Credit card issuers show few signs of altering their course any time soon. However, they are enjoying a period in which more cardholders are paying their bills on time, which may give them more flexibility to make positive changes to card terms in the future.
Six of the top credit card issuers in the United States reported that late payments on credit cards fell in December. Analysts say that trend will likely reverse in 2013, if only because late payments on credit cards are already so rare.
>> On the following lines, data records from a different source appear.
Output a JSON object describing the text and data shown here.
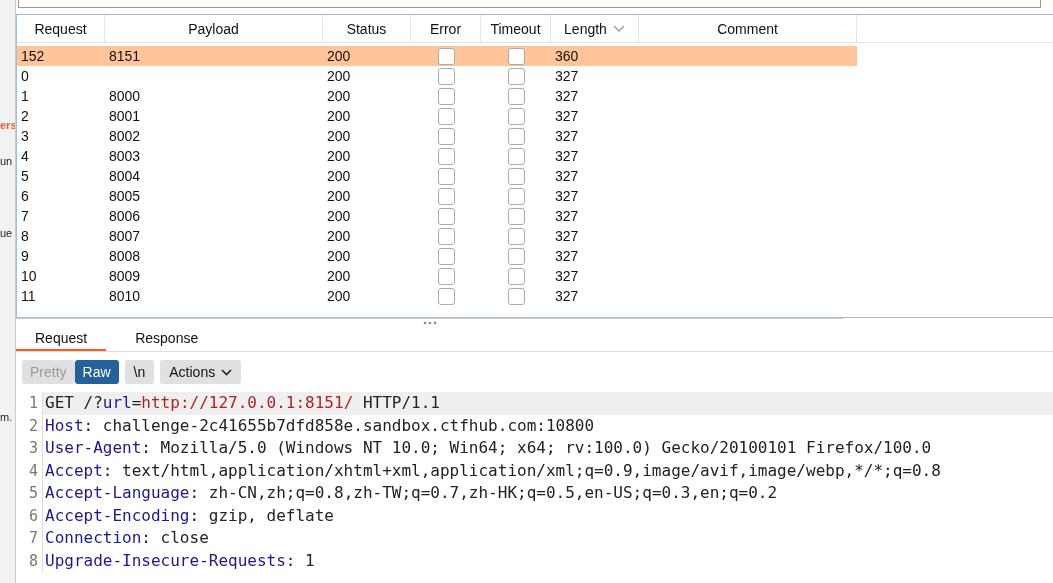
{
  "side_fragments": [
    {
      "text": "ers",
      "kind": "accent"
    },
    {
      "text": "un",
      "kind": "plain"
    },
    {
      "text": "ue",
      "kind": "plain"
    },
    {
      "text": "m.",
      "kind": "plain"
    }
  ],
  "table": {
    "columns": [
      {
        "label": "Request",
        "sorted": false
      },
      {
        "label": "Payload",
        "sorted": false
      },
      {
        "label": "Status",
        "sorted": false
      },
      {
        "label": "Error",
        "sorted": false
      },
      {
        "label": "Timeout",
        "sorted": false
      },
      {
        "label": "Length",
        "sorted": true
      },
      {
        "label": "Comment",
        "sorted": false
      }
    ],
    "rows": [
      {
        "request": "152",
        "payload": "8151",
        "status": "200",
        "error": false,
        "timeout": false,
        "length": "360",
        "selected": true
      },
      {
        "request": "0",
        "status": "200",
        "error": false,
        "timeout": false,
        "length": "327",
        "selected": false
      },
      {
        "request": "1",
        "payload": "8000",
        "status": "200",
        "error": false,
        "timeout": false,
        "length": "327",
        "selected": false
      },
      {
        "request": "2",
        "payload": "8001",
        "status": "200",
        "error": false,
        "timeout": false,
        "length": "327",
        "selected": false
      },
      {
        "request": "3",
        "payload": "8002",
        "status": "200",
        "error": false,
        "timeout": false,
        "length": "327",
        "selected": false
      },
      {
        "request": "4",
        "payload": "8003",
        "status": "200",
        "error": false,
        "timeout": false,
        "length": "327",
        "selected": false
      },
      {
        "request": "5",
        "payload": "8004",
        "status": "200",
        "error": false,
        "timeout": false,
        "length": "327",
        "selected": false
      },
      {
        "request": "6",
        "payload": "8005",
        "status": "200",
        "error": false,
        "timeout": false,
        "length": "327",
        "selected": false
      },
      {
        "request": "7",
        "payload": "8006",
        "status": "200",
        "error": false,
        "timeout": false,
        "length": "327",
        "selected": false
      },
      {
        "request": "8",
        "payload": "8007",
        "status": "200",
        "error": false,
        "timeout": false,
        "length": "327",
        "selected": false
      },
      {
        "request": "9",
        "payload": "8008",
        "status": "200",
        "error": false,
        "timeout": false,
        "length": "327",
        "selected": false
      },
      {
        "request": "10",
        "payload": "8009",
        "status": "200",
        "error": false,
        "timeout": false,
        "length": "327",
        "selected": false
      },
      {
        "request": "11",
        "payload": "8010",
        "status": "200",
        "error": false,
        "timeout": false,
        "length": "327",
        "selected": false
      }
    ]
  },
  "tabs": [
    {
      "label": "Request",
      "selected": true
    },
    {
      "label": "Response",
      "selected": false
    }
  ],
  "view_modes": [
    {
      "label": "Pretty",
      "selected": false
    },
    {
      "label": "Raw",
      "selected": true
    }
  ],
  "newline_button": "\\n",
  "actions_button": "Actions",
  "editor": {
    "lines": [
      {
        "number": "1",
        "current": true,
        "segments": [
          {
            "text": "GET /?",
            "kind": "plain"
          },
          {
            "text": "url",
            "kind": "key"
          },
          {
            "text": "=",
            "kind": "plain"
          },
          {
            "text": "http://127.0.0.1:8151/",
            "kind": "value"
          },
          {
            "text": " HTTP/1.1",
            "kind": "plain"
          }
        ]
      },
      {
        "number": "2",
        "current": false,
        "segments": [
          {
            "text": "Host",
            "kind": "key"
          },
          {
            "text": ": challenge-2c41655b7dfd858e.sandbox.ctfhub.com:10800",
            "kind": "plain"
          }
        ]
      },
      {
        "number": "3",
        "current": false,
        "segments": [
          {
            "text": "User-Agent",
            "kind": "key"
          },
          {
            "text": ": Mozilla/5.0 (Windows NT 10.0; Win64; x64; rv:100.0) Gecko/20100101 Firefox/100.0",
            "kind": "plain"
          }
        ]
      },
      {
        "number": "4",
        "current": false,
        "segments": [
          {
            "text": "Accept",
            "kind": "key"
          },
          {
            "text": ": text/html,application/xhtml+xml,application/xml;q=0.9,image/avif,image/webp,*/*;q=0.8",
            "kind": "plain"
          }
        ]
      },
      {
        "number": "5",
        "current": false,
        "segments": [
          {
            "text": "Accept-Language",
            "kind": "key"
          },
          {
            "text": ": zh-CN,zh;q=0.8,zh-TW;q=0.7,zh-HK;q=0.5,en-US;q=0.3,en;q=0.2",
            "kind": "plain"
          }
        ]
      },
      {
        "number": "6",
        "current": false,
        "segments": [
          {
            "text": "Accept-Encoding",
            "kind": "key"
          },
          {
            "text": ": gzip, deflate",
            "kind": "plain"
          }
        ]
      },
      {
        "number": "7",
        "current": false,
        "segments": [
          {
            "text": "Connection",
            "kind": "key"
          },
          {
            "text": ": close",
            "kind": "plain"
          }
        ]
      },
      {
        "number": "8",
        "current": false,
        "segments": [
          {
            "text": "Upgrade-Insecure-Requests",
            "kind": "key"
          },
          {
            "text": ": 1",
            "kind": "plain"
          }
        ]
      }
    ]
  }
}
That said, the rise in delinquencies is unlikely to be steep, say analysts.
Late payments on credit cards are currently at historic lows and analysts say delinquencies (late payments by 30 days or more) may have already hit bottom or are close to it.
Though fewer of them are behind on their credit card bills, consumers are remaining careful and cultivating stronger credit scores while the economy remains weak, the ABA said
“Consumers are paying close attention to their finances as they continue to pay down debt in an uncertain economy,” said James Chessen, chief economist at the American Bankers’ Association in a statement released with its report. “The conservative approach consumers have taken to credit over the last several years has allowed them to better manage their debt and better position themselves for the future.”
“As long as job creation and GDP growth remain relatively stable with no unexpected shocks, we continue to expect strong credit quality, though delinquencies will likely increase into 2012,” wrote analysts at Credit Suisse, a financial services firm, in a research note released Tuesday.
|CreditCards.com’s Weekly Rate Report|
|Avg. APR||Last week||6 months ago|
|Methodology: The national average credit card APR is comprised of 100 of the most popular credit cards in the country, including cards from dozens of leading U.S. issuers and representing every card category listed above. Introductory, or teaser, rates are not included in the calculation.|
|Updated: Jan. 18, 2013|